Fabienne Pomel, “La Sibylle, guide et double de Christine dans l’autre monde des lettres. Le Chemin de longue étude de Christine de Pizan,” investigates this brilliant 1403 re-working of Dante in an allegorico-feminine mode. Like Virgil for the Florentine, and as she did for Virgil in the Aeneid, Christine’s authoritative Sibyl functions subtlely, Pomel proposes, both as the author’s double, an image of bookish wisdom, writerly knowledge, and prophetic poetry, and as the ideal reader’s transcendent mirror. Emmanuel Buron, “Oracles humanistes et rumeurs de la cour: Sibyllarum duodecim oracula de Jean Rabel, Jean Dorat et Claude Binet (1586),” takes us into the Renaissance realm where poetry and prophecy became fused, the Sibyl’s iconographic attributes canonized, her number set at twelve (like the Apostles), and her prophecies co-opted by the monarchy for political propaganda.
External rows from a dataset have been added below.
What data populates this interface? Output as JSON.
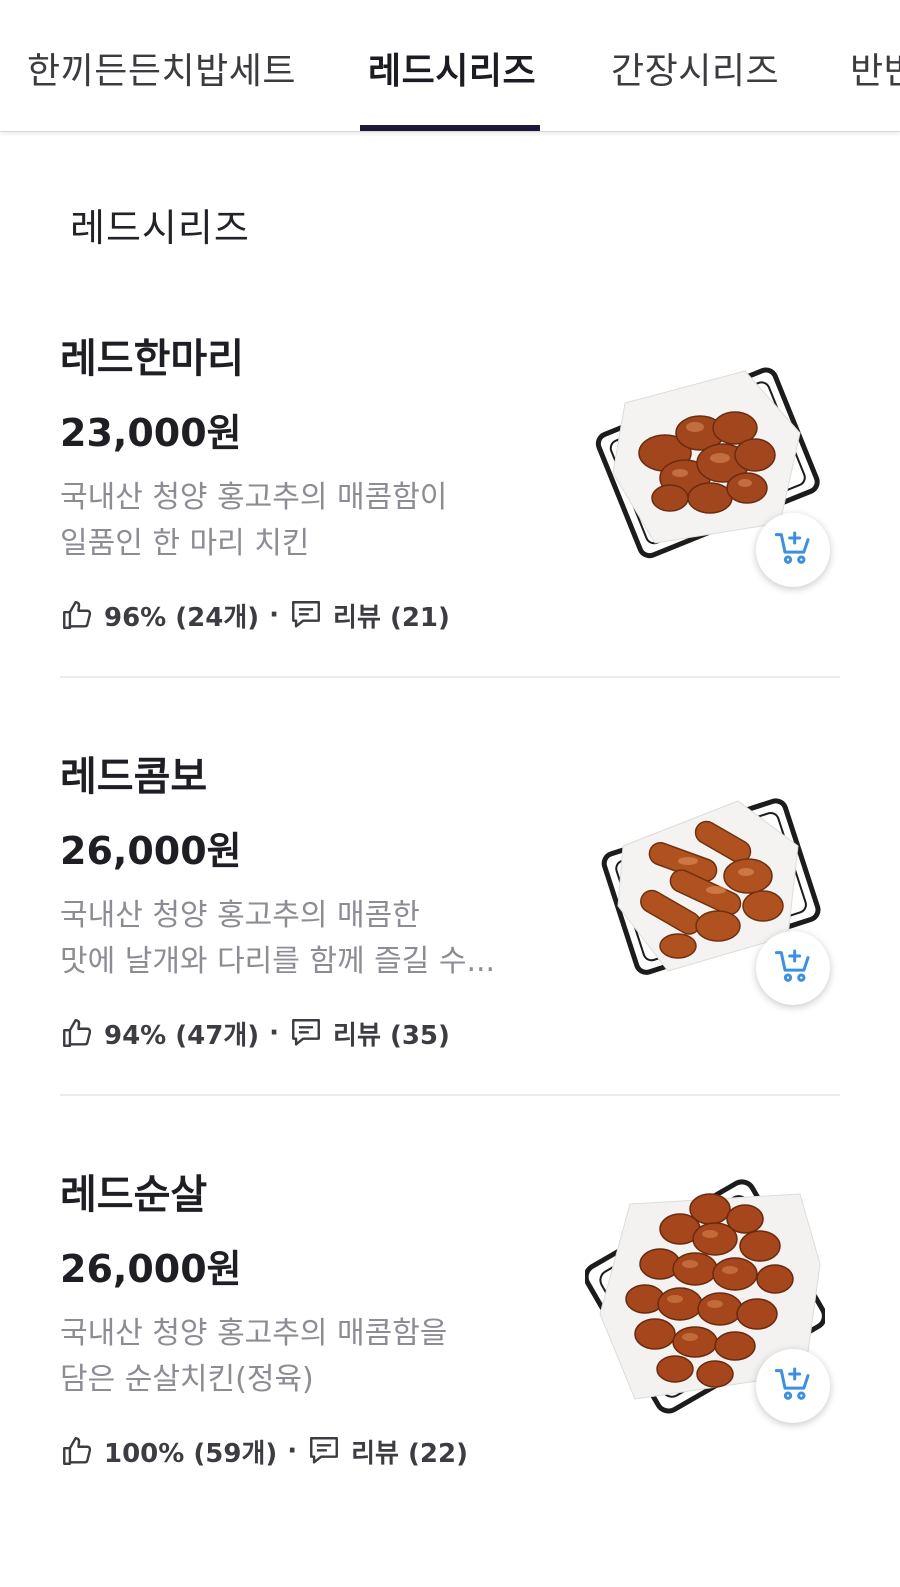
{
  "tabs": [
    {
      "label": "한끼든든치밥세트",
      "active": false
    },
    {
      "label": "레드시리즈",
      "active": true
    },
    {
      "label": "간장시리즈",
      "active": false
    },
    {
      "label": "반반",
      "active": false
    }
  ],
  "section": {
    "title": "레드시리즈"
  },
  "items": [
    {
      "name": "레드한마리",
      "price": "23,000원",
      "desc_line1": "국내산 청양 홍고추의 매콤함이",
      "desc_line2": "일품인 한 마리 치킨",
      "rating": "96% (24개)",
      "separator": "·",
      "reviews": "리뷰 (21)",
      "image_icon": "fried-chicken-basket",
      "cart_icon": "add-to-cart-icon"
    },
    {
      "name": "레드콤보",
      "price": "26,000원",
      "desc_line1": "국내산 청양 홍고추의 매콤한",
      "desc_line2": "맛에 날개와 다리를 함께 즐길 수...",
      "rating": "94% (47개)",
      "separator": "·",
      "reviews": "리뷰 (35)",
      "image_icon": "fried-chicken-combo-basket",
      "cart_icon": "add-to-cart-icon"
    },
    {
      "name": "레드순살",
      "price": "26,000원",
      "desc_line1": "국내산 청양 홍고추의 매콤함을",
      "desc_line2": "담은 순살치킨(정육)",
      "rating": "100% (59개)",
      "separator": "·",
      "reviews": "리뷰 (22)",
      "image_icon": "boneless-chicken-basket",
      "cart_icon": "add-to-cart-icon"
    }
  ],
  "colors": {
    "tab_underline": "#1b1a38",
    "text_primary": "#1e1e24",
    "text_secondary": "#8c8c95",
    "cart_icon": "#3d8fe0",
    "chicken": "#a9481f"
  }
}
Isabelle His, “La Sibylle en musique: D’Orlande de Lassus à Maurice Ohana,” covers musical works by Orlando de Lassus that interpret Christ’s birth, Passion and Resurrection. In this work, each of the Sibyls (now twelve — mid- to late 16th century) possesses an individual musical and iconographic mode. Three of Ohana’s 20th-century compositions include the Sibyl, now reduced to oracular “syllables or onomatopoeia,” just unintelligible vocalized shouts or murmurs (p. 263). His tells us the 1968 work is a “theatrical musical for soprano, percussion and tape recorder” (p. 262), and wonders if the French-Spanish-Moroccan composer borrowed from his polyphonic antecedent.
Anne Ducrey, “Sibylles fin de siècle,” provides several sobering final notes on a kind of resuscitation of the Sibyl in the Symbolist theater of Maurice Maeterlinck, Henri de Régnier, Alexandre Blok and Fernando Pessoa. These playwrights absorbed the incorporeal quality of Virgil’s guide, diluting the character into a “pale imitation, as if disembodied” (p. 274), who lives out a fragile and diminished life, lost in an alterity of the beyond. Such is the case particularly and typically of Les Aveugles by Maeterlinck (1890), in which none of the twelve characters possesses an identity.
One learns much in these pages about this chameleon of a mythological character, one who has survived so long in this melting world of wrath and chaos. I was delighted to see the Old French Roman d’Énéas cited a couple of times but disappointed that no paper focused on its curious “Sebille,” and no one mentioned the Livre de Sibile from ca. 1140, the oldest known vernacular (Anglo-Norman) rendering of the visionary Latin prose Tiburtine Sibyl. Nonetheless, this volume has been carefully edited and proofread. It is a quality paperback and highly recommended.